_Task brief:_
Output the entries underneath exactly as they are.

_Input:_
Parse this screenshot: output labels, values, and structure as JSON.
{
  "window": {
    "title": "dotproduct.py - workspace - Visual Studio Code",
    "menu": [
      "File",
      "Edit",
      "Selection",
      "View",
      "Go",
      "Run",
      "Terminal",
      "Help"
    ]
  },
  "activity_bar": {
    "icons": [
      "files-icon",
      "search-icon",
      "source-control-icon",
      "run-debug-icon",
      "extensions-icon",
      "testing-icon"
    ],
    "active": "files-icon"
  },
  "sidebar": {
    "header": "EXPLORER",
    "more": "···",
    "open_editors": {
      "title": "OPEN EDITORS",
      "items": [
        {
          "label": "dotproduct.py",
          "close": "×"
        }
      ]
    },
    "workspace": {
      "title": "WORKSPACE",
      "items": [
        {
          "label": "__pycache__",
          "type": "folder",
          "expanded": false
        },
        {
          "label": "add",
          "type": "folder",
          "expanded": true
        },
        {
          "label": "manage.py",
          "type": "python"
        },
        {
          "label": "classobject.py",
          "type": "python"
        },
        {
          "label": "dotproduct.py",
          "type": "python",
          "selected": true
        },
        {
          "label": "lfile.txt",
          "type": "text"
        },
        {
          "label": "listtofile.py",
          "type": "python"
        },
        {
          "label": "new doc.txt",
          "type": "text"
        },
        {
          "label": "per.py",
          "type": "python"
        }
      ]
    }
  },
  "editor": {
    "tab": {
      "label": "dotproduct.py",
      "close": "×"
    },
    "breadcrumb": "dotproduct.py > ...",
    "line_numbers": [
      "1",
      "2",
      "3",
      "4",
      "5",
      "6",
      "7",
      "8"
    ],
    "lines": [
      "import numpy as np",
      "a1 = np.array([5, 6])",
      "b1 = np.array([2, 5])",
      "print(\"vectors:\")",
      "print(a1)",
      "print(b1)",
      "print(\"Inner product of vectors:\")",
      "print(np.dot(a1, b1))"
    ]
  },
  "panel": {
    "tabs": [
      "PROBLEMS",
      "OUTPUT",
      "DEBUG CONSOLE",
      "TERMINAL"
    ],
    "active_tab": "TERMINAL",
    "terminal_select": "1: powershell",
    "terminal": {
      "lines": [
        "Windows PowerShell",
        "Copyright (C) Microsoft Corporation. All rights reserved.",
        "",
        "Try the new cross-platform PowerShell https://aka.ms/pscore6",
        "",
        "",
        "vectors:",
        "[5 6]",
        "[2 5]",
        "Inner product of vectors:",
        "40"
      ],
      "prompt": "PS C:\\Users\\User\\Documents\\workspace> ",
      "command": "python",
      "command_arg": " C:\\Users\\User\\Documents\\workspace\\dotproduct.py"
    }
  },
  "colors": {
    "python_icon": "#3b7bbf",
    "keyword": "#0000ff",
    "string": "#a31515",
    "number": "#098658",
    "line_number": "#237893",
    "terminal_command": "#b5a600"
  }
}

_Written solution:_
Parse this screenshot: output labels, values, and structure as JSON.
{
  "window": {
    "title": "dotproduct.py - workspace - Visual Studio Code",
    "menu": [
      "File",
      "Edit",
      "Selection",
      "View",
      "Go",
      "Run",
      "Terminal",
      "Help"
    ]
  },
  "activity_bar": {
    "icons": [
      "files-icon",
      "search-icon",
      "source-control-icon",
      "run-debug-icon",
      "extensions-icon",
      "testing-icon"
    ],
    "active": "files-icon"
  },
  "sidebar": {
    "header": "EXPLORER",
    "more": "···",
    "open_editors": {
      "title": "OPEN EDITORS",
      "items": [
        {
          "label": "dotproduct.py",
          "close": "×"
        }
      ]
    },
    "workspace": {
      "title": "WORKSPACE",
      "items": [
        {
          "label": "__pycache__",
          "type": "folder",
          "expanded": false
        },
        {
          "label": "add",
          "type": "folder",
          "expanded": true
        },
        {
          "label": "manage.py",
          "type": "python"
        },
        {
          "label": "classobject.py",
          "type": "python"
        },
        {
          "label": "dotproduct.py",
          "type": "python",
          "selected": true
        },
        {
          "label": "lfile.txt",
          "type": "text"
        },
        {
          "label": "listtofile.py",
          "type": "python"
        },
        {
          "label": "new doc.txt",
          "type": "text"
        },
        {
          "label": "per.py",
          "type": "python"
        }
      ]
    }
  },
  "editor": {
    "tab": {
      "label": "dotproduct.py",
      "close": "×"
    },
    "breadcrumb": "dotproduct.py > ...",
    "line_numbers": [
      "1",
      "2",
      "3",
      "4",
      "5",
      "6",
      "7",
      "8"
    ],
    "lines": [
      "import numpy as np",
      "a1 = np.array([5, 6])",
      "b1 = np.array([2, 5])",
      "print(\"vectors:\")",
      "print(a1)",
      "print(b1)",
      "print(\"Inner product of vectors:\")",
      "print(np.dot(a1, b1))"
    ]
  },
  "panel": {
    "tabs": [
      "PROBLEMS",
      "OUTPUT",
      "DEBUG CONSOLE",
      "TERMINAL"
    ],
    "active_tab": "TERMINAL",
    "terminal_select": "1: powershell",
    "terminal": {
      "lines": [
        "Windows PowerShell",
        "Copyright (C) Microsoft Corporation. All rights reserved.",
        "",
        "Try the new cross-platform PowerShell https://aka.ms/pscore6",
        "",
        "",
        "vectors:",
        "[5 6]",
        "[2 5]",
        "Inner product of vectors:",
        "40"
      ],
      "prompt": "PS C:\\Users\\User\\Documents\\workspace> ",
      "command": "python",
      "command_arg": " C:\\Users\\User\\Documents\\workspace\\dotproduct.py"
    }
  },
  "colors": {
    "python_icon": "#3b7bbf",
    "keyword": "#0000ff",
    "string": "#a31515",
    "number": "#098658",
    "line_number": "#237893",
    "terminal_command": "#b5a600"
  }
}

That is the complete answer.